=== Supplied records ===

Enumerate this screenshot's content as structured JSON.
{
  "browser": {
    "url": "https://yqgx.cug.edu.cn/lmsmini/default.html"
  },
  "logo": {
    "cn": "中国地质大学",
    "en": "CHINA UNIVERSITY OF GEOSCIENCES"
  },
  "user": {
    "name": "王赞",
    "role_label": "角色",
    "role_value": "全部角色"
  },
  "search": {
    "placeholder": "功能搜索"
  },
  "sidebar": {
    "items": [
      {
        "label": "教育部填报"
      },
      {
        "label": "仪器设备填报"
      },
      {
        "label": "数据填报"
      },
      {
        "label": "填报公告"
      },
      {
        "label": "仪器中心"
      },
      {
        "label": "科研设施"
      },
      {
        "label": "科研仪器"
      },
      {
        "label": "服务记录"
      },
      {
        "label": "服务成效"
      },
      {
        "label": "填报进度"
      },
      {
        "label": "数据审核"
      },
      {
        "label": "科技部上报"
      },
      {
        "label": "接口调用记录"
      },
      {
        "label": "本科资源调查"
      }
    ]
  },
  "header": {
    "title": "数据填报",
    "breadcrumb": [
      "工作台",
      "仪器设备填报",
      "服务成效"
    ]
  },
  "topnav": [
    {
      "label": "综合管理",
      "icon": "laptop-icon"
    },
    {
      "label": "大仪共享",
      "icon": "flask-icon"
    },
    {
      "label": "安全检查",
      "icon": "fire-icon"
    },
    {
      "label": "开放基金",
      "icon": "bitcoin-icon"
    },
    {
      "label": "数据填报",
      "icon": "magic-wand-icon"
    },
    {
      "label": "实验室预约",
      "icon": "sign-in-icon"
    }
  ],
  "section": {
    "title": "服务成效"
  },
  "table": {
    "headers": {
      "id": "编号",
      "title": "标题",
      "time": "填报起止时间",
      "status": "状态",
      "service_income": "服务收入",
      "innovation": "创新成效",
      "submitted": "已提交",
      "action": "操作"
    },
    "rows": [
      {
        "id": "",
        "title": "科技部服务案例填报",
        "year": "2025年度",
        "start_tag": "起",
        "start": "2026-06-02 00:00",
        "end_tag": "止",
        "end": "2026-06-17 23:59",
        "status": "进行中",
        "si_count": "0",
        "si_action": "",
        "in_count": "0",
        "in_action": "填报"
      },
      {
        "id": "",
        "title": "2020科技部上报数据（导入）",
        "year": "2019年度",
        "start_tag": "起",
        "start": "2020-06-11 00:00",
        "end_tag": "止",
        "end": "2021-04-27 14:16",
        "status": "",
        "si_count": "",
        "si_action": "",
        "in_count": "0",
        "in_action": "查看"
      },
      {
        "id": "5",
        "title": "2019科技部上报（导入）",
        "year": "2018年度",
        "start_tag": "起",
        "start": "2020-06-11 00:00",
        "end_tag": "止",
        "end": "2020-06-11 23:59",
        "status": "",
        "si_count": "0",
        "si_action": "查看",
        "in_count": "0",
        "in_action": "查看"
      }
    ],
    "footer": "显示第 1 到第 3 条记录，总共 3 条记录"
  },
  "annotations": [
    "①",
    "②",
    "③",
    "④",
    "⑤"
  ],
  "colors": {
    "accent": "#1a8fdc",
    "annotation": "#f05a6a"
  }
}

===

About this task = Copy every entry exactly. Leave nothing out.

Written solution =
Enumerate this screenshot's content as structured JSON.
{
  "browser": {
    "url": "https://yqgx.cug.edu.cn/lmsmini/default.html"
  },
  "logo": {
    "cn": "中国地质大学",
    "en": "CHINA UNIVERSITY OF GEOSCIENCES"
  },
  "user": {
    "name": "王赞",
    "role_label": "角色",
    "role_value": "全部角色"
  },
  "search": {
    "placeholder": "功能搜索"
  },
  "sidebar": {
    "items": [
      {
        "label": "教育部填报"
      },
      {
        "label": "仪器设备填报"
      },
      {
        "label": "数据填报"
      },
      {
        "label": "填报公告"
      },
      {
        "label": "仪器中心"
      },
      {
        "label": "科研设施"
      },
      {
        "label": "科研仪器"
      },
      {
        "label": "服务记录"
      },
      {
        "label": "服务成效"
      },
      {
        "label": "填报进度"
      },
      {
        "label": "数据审核"
      },
      {
        "label": "科技部上报"
      },
      {
        "label": "接口调用记录"
      },
      {
        "label": "本科资源调查"
      }
    ]
  },
  "header": {
    "title": "数据填报",
    "breadcrumb": [
      "工作台",
      "仪器设备填报",
      "服务成效"
    ]
  },
  "topnav": [
    {
      "label": "综合管理",
      "icon": "laptop-icon"
    },
    {
      "label": "大仪共享",
      "icon": "flask-icon"
    },
    {
      "label": "安全检查",
      "icon": "fire-icon"
    },
    {
      "label": "开放基金",
      "icon": "bitcoin-icon"
    },
    {
      "label": "数据填报",
      "icon": "magic-wand-icon"
    },
    {
      "label": "实验室预约",
      "icon": "sign-in-icon"
    }
  ],
  "section": {
    "title": "服务成效"
  },
  "table": {
    "headers": {
      "id": "编号",
      "title": "标题",
      "time": "填报起止时间",
      "status": "状态",
      "service_income": "服务收入",
      "innovation": "创新成效",
      "submitted": "已提交",
      "action": "操作"
    },
    "rows": [
      {
        "id": "",
        "title": "科技部服务案例填报",
        "year": "2025年度",
        "start_tag": "起",
        "start": "2026-06-02 00:00",
        "end_tag": "止",
        "end": "2026-06-17 23:59",
        "status": "进行中",
        "si_count": "0",
        "si_action": "",
        "in_count": "0",
        "in_action": "填报"
      },
      {
        "id": "",
        "title": "2020科技部上报数据（导入）",
        "year": "2019年度",
        "start_tag": "起",
        "start": "2020-06-11 00:00",
        "end_tag": "止",
        "end": "2021-04-27 14:16",
        "status": "",
        "si_count": "",
        "si_action": "",
        "in_count": "0",
        "in_action": "查看"
      },
      {
        "id": "5",
        "title": "2019科技部上报（导入）",
        "year": "2018年度",
        "start_tag": "起",
        "start": "2020-06-11 00:00",
        "end_tag": "止",
        "end": "2020-06-11 23:59",
        "status": "",
        "si_count": "0",
        "si_action": "查看",
        "in_count": "0",
        "in_action": "查看"
      }
    ],
    "footer": "显示第 1 到第 3 条记录，总共 3 条记录"
  },
  "annotations": [
    "①",
    "②",
    "③",
    "④",
    "⑤"
  ],
  "colors": {
    "accent": "#1a8fdc",
    "annotation": "#f05a6a"
  }
}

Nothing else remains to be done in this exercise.